"Joey LaBeija surprises with the dense Shattered Dreams, burying his club influences in a fog of reverb and chattering effects...anyone who found solace in releases by M.E.S.H., Lotic and Rabit this year would do well to investigate further." - "Third Quarter Report: The 25 best albums of the last three months." FACT. Web. 1 Oct. 2015.
BULLETT Loves: A Few of Our Favorite Things - Bullett. Web. 22 Jan. 2016.
("Shattered Dreams") "The Music Videos You Need To Watch This Month." Dazed. Web. 1 Feb. 2016.
Joey LaBeija has been revered for his rhythmic assaults on sound systems: combining a celebration of his Puerto Rican heritage (i.e. Big Pun and Wisin Y Yandel) with his love for the more extreme/experimental corners of electronic music (from Bjork to friends, Rabit and Lotic). As a fourth generation House of LaBeija emissary, Joey is less interested in plainly referencing the traditional sound of ballroom and vogue, but instead seeks out new pathways to further immerse listeners into his personal experience. Shattered Dreams, Joey’s first proper body of work, marks a bold step forward in this artistic inquiry.

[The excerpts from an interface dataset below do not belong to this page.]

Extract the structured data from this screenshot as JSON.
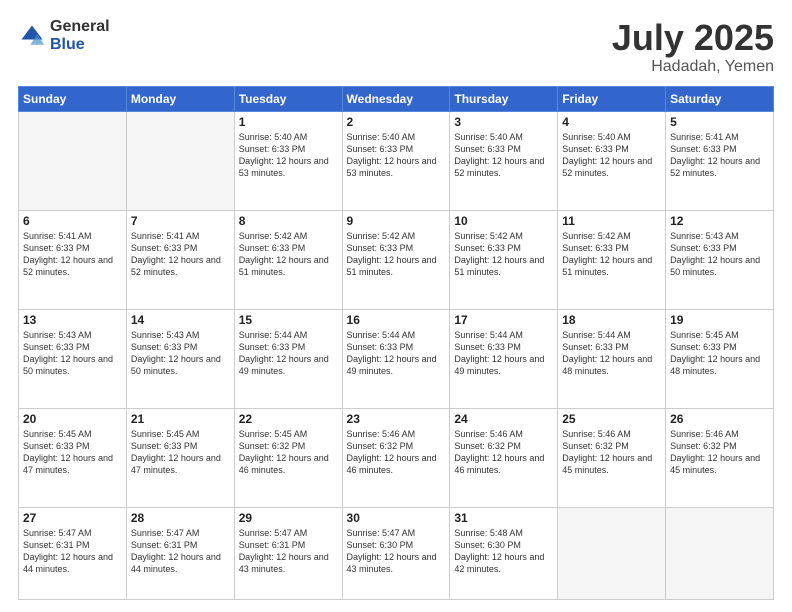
{
  "logo": {
    "general": "General",
    "blue": "Blue"
  },
  "title": {
    "month": "July 2025",
    "location": "Hadadah, Yemen"
  },
  "weekdays": [
    "Sunday",
    "Monday",
    "Tuesday",
    "Wednesday",
    "Thursday",
    "Friday",
    "Saturday"
  ],
  "weeks": [
    [
      {
        "day": "",
        "info": ""
      },
      {
        "day": "",
        "info": ""
      },
      {
        "day": "1",
        "info": "Sunrise: 5:40 AM\nSunset: 6:33 PM\nDaylight: 12 hours and 53 minutes."
      },
      {
        "day": "2",
        "info": "Sunrise: 5:40 AM\nSunset: 6:33 PM\nDaylight: 12 hours and 53 minutes."
      },
      {
        "day": "3",
        "info": "Sunrise: 5:40 AM\nSunset: 6:33 PM\nDaylight: 12 hours and 52 minutes."
      },
      {
        "day": "4",
        "info": "Sunrise: 5:40 AM\nSunset: 6:33 PM\nDaylight: 12 hours and 52 minutes."
      },
      {
        "day": "5",
        "info": "Sunrise: 5:41 AM\nSunset: 6:33 PM\nDaylight: 12 hours and 52 minutes."
      }
    ],
    [
      {
        "day": "6",
        "info": "Sunrise: 5:41 AM\nSunset: 6:33 PM\nDaylight: 12 hours and 52 minutes."
      },
      {
        "day": "7",
        "info": "Sunrise: 5:41 AM\nSunset: 6:33 PM\nDaylight: 12 hours and 52 minutes."
      },
      {
        "day": "8",
        "info": "Sunrise: 5:42 AM\nSunset: 6:33 PM\nDaylight: 12 hours and 51 minutes."
      },
      {
        "day": "9",
        "info": "Sunrise: 5:42 AM\nSunset: 6:33 PM\nDaylight: 12 hours and 51 minutes."
      },
      {
        "day": "10",
        "info": "Sunrise: 5:42 AM\nSunset: 6:33 PM\nDaylight: 12 hours and 51 minutes."
      },
      {
        "day": "11",
        "info": "Sunrise: 5:42 AM\nSunset: 6:33 PM\nDaylight: 12 hours and 51 minutes."
      },
      {
        "day": "12",
        "info": "Sunrise: 5:43 AM\nSunset: 6:33 PM\nDaylight: 12 hours and 50 minutes."
      }
    ],
    [
      {
        "day": "13",
        "info": "Sunrise: 5:43 AM\nSunset: 6:33 PM\nDaylight: 12 hours and 50 minutes."
      },
      {
        "day": "14",
        "info": "Sunrise: 5:43 AM\nSunset: 6:33 PM\nDaylight: 12 hours and 50 minutes."
      },
      {
        "day": "15",
        "info": "Sunrise: 5:44 AM\nSunset: 6:33 PM\nDaylight: 12 hours and 49 minutes."
      },
      {
        "day": "16",
        "info": "Sunrise: 5:44 AM\nSunset: 6:33 PM\nDaylight: 12 hours and 49 minutes."
      },
      {
        "day": "17",
        "info": "Sunrise: 5:44 AM\nSunset: 6:33 PM\nDaylight: 12 hours and 49 minutes."
      },
      {
        "day": "18",
        "info": "Sunrise: 5:44 AM\nSunset: 6:33 PM\nDaylight: 12 hours and 48 minutes."
      },
      {
        "day": "19",
        "info": "Sunrise: 5:45 AM\nSunset: 6:33 PM\nDaylight: 12 hours and 48 minutes."
      }
    ],
    [
      {
        "day": "20",
        "info": "Sunrise: 5:45 AM\nSunset: 6:33 PM\nDaylight: 12 hours and 47 minutes."
      },
      {
        "day": "21",
        "info": "Sunrise: 5:45 AM\nSunset: 6:33 PM\nDaylight: 12 hours and 47 minutes."
      },
      {
        "day": "22",
        "info": "Sunrise: 5:45 AM\nSunset: 6:32 PM\nDaylight: 12 hours and 46 minutes."
      },
      {
        "day": "23",
        "info": "Sunrise: 5:46 AM\nSunset: 6:32 PM\nDaylight: 12 hours and 46 minutes."
      },
      {
        "day": "24",
        "info": "Sunrise: 5:46 AM\nSunset: 6:32 PM\nDaylight: 12 hours and 46 minutes."
      },
      {
        "day": "25",
        "info": "Sunrise: 5:46 AM\nSunset: 6:32 PM\nDaylight: 12 hours and 45 minutes."
      },
      {
        "day": "26",
        "info": "Sunrise: 5:46 AM\nSunset: 6:32 PM\nDaylight: 12 hours and 45 minutes."
      }
    ],
    [
      {
        "day": "27",
        "info": "Sunrise: 5:47 AM\nSunset: 6:31 PM\nDaylight: 12 hours and 44 minutes."
      },
      {
        "day": "28",
        "info": "Sunrise: 5:47 AM\nSunset: 6:31 PM\nDaylight: 12 hours and 44 minutes."
      },
      {
        "day": "29",
        "info": "Sunrise: 5:47 AM\nSunset: 6:31 PM\nDaylight: 12 hours and 43 minutes."
      },
      {
        "day": "30",
        "info": "Sunrise: 5:47 AM\nSunset: 6:30 PM\nDaylight: 12 hours and 43 minutes."
      },
      {
        "day": "31",
        "info": "Sunrise: 5:48 AM\nSunset: 6:30 PM\nDaylight: 12 hours and 42 minutes."
      },
      {
        "day": "",
        "info": ""
      },
      {
        "day": "",
        "info": ""
      }
    ]
  ]
}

On Shattered Dreams, we hear Joey pouring his darkest time as an adult into the music: a single year full of life losses amidst the walls of an unforgiving metropolis. From start to finish, it is a story told through the sprawl of daydreamt melodies, amorphous noise re- sembling the multi-appendage clatter of insects, and tattered beds of abrasive percussion. Much like his style of playing live, there is no single set genre as Shattered Dreams winds forward, instead he mines various stylistic cues - the upbeat stutter step of either Timbaland or that of grime (“Over” and “Joey’s Inferno”), for instance - until revealing the tender, reverberating echoes of sounds unfound beneath the breaking sediment. This album is a hard barrel roll left, away from his well-secured club stature. It is, instead, an intrepid dive into the pain of mind.
released January 15, 2016
Mixed by Celestial Trax
(Re)Mastered / Cut by Rashad Becker for D&M
Art by Eric Johnson (front) & Christian Velasquez (back)
Inner Label by Amad Ilyas